Exercise prompt>
Scan the entries that follow for the word "Position", then report every line in which it appears.

[Website and app data records]
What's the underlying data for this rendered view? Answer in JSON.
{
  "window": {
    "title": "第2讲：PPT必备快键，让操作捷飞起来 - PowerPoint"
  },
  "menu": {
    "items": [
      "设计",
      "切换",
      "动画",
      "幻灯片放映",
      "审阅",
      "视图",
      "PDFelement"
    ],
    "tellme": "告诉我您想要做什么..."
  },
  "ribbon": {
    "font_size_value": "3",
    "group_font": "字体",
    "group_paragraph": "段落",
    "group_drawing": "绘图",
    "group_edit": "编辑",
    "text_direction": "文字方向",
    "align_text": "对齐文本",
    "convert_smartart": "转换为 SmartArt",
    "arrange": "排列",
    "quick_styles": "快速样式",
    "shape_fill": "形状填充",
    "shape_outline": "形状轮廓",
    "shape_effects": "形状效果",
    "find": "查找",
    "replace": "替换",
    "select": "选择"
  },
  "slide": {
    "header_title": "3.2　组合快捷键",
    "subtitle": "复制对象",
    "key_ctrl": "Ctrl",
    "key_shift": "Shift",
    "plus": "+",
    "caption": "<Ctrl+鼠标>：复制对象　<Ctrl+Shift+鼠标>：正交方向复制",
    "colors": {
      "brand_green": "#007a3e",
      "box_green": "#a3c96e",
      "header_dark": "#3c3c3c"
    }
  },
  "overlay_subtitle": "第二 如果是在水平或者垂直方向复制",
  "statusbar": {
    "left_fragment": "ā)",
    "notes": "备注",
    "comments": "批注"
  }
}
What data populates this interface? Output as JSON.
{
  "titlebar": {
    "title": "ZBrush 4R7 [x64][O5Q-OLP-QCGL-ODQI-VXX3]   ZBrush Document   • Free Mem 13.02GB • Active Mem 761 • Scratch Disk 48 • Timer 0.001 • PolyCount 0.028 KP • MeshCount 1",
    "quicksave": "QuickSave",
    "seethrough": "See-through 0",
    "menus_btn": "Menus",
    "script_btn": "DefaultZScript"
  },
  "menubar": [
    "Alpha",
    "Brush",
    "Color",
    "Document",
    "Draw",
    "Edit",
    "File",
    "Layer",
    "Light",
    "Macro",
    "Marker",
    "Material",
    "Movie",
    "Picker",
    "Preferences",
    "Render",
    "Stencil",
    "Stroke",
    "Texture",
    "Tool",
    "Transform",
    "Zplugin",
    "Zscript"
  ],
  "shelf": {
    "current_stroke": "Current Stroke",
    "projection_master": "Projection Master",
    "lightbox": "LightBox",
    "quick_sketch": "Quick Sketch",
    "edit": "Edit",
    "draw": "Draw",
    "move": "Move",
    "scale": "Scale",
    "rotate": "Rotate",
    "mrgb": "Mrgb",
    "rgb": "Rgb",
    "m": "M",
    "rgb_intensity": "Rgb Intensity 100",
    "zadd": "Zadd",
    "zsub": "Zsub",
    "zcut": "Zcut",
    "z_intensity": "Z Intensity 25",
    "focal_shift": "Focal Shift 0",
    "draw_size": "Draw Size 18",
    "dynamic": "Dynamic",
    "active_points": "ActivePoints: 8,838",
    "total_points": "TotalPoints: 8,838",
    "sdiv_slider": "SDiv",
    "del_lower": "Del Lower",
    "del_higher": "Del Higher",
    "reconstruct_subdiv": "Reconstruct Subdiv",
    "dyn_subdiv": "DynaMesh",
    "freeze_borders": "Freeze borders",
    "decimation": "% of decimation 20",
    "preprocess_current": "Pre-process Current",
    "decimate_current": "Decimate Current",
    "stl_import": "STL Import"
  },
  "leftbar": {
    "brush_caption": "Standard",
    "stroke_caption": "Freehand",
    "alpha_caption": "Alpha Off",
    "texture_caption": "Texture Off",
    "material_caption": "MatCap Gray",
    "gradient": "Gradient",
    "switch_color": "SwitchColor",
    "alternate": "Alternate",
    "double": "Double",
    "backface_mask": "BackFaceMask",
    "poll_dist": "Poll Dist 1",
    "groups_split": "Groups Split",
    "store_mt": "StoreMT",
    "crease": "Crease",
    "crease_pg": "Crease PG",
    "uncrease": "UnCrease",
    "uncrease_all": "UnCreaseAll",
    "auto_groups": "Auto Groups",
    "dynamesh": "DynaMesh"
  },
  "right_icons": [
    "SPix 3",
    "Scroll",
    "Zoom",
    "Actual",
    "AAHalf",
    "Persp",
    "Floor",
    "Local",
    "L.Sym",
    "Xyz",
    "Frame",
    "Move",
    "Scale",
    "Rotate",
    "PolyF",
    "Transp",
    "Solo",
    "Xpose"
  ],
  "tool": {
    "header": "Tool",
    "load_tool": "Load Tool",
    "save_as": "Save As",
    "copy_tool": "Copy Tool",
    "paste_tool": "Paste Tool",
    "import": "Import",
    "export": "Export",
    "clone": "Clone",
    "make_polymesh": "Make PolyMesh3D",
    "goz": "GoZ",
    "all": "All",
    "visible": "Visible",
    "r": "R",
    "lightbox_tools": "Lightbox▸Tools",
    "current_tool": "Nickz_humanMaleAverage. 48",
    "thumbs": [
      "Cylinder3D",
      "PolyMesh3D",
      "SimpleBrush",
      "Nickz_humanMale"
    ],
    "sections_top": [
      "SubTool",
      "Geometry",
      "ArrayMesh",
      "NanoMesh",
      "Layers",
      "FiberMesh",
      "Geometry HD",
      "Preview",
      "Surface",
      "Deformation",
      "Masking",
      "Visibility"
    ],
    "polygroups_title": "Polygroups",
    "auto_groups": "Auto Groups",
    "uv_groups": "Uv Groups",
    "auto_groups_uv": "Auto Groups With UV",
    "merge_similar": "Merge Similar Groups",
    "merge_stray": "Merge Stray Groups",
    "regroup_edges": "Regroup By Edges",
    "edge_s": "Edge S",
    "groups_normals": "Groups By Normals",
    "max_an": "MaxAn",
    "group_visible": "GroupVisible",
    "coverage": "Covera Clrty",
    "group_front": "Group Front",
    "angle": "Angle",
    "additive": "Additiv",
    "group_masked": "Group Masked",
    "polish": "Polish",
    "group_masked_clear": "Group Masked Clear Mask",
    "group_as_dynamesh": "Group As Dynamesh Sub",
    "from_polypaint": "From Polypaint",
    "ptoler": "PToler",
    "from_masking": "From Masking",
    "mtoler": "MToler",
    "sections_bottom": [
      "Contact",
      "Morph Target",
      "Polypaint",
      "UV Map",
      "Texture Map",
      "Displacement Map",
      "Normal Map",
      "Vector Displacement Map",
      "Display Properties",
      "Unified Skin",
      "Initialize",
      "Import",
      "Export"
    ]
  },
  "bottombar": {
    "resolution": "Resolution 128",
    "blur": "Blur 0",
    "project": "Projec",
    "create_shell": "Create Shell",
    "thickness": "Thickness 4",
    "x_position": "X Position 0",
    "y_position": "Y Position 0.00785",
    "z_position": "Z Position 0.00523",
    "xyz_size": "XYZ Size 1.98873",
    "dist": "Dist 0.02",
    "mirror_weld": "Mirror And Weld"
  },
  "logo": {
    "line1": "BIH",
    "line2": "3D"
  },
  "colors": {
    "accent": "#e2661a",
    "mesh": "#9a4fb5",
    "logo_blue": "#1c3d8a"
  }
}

Exercise output>
    "x_position": "X Position 0",
    "y_position": "Y Position 0.00785",
    "z_position": "Z Position 0.00523",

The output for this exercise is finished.